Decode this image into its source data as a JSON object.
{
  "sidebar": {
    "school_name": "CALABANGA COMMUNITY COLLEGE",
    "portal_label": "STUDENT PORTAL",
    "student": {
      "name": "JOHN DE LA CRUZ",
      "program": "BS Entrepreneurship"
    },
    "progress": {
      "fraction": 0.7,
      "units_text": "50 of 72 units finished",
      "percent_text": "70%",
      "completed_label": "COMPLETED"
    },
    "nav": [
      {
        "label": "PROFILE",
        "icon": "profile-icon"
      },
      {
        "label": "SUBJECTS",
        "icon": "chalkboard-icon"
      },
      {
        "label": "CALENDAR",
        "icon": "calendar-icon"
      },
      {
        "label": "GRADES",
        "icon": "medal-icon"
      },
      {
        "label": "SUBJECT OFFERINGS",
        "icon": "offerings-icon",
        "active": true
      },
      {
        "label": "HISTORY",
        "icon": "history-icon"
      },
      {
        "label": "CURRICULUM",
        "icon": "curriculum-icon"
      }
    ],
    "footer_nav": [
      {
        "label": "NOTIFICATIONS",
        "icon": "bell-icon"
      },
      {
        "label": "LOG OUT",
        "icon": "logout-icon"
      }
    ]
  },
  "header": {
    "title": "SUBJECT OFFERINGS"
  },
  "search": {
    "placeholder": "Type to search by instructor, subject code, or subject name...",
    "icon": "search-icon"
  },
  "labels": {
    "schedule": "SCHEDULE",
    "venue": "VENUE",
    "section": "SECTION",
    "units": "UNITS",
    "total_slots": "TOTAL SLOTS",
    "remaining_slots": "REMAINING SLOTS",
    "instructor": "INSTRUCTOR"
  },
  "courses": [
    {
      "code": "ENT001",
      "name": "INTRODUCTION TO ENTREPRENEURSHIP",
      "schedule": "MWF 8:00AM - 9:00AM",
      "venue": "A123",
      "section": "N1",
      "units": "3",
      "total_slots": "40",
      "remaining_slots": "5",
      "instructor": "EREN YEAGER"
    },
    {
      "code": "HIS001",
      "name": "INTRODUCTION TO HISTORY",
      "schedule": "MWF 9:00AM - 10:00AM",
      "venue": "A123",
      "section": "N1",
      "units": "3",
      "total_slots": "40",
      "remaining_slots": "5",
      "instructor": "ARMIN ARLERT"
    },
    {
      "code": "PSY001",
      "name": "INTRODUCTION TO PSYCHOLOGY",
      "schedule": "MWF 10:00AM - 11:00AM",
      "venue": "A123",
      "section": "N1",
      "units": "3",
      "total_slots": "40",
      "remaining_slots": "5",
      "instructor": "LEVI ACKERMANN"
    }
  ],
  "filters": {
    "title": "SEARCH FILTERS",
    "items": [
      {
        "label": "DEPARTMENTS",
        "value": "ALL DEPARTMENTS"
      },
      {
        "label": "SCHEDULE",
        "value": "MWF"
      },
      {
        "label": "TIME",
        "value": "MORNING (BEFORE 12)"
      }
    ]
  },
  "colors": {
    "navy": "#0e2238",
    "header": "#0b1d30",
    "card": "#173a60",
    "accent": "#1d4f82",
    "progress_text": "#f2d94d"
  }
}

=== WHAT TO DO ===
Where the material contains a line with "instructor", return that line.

=== ANSWER TO THE EXERCISE ===
    "placeholder": "Type to search by instructor, subject code, or subject name...",
    "instructor": "INSTRUCTOR"
      "instructor": "EREN YEAGER"
      "instructor": "ARMIN ARLERT"
      "instructor": "LEVI ACKERMANN"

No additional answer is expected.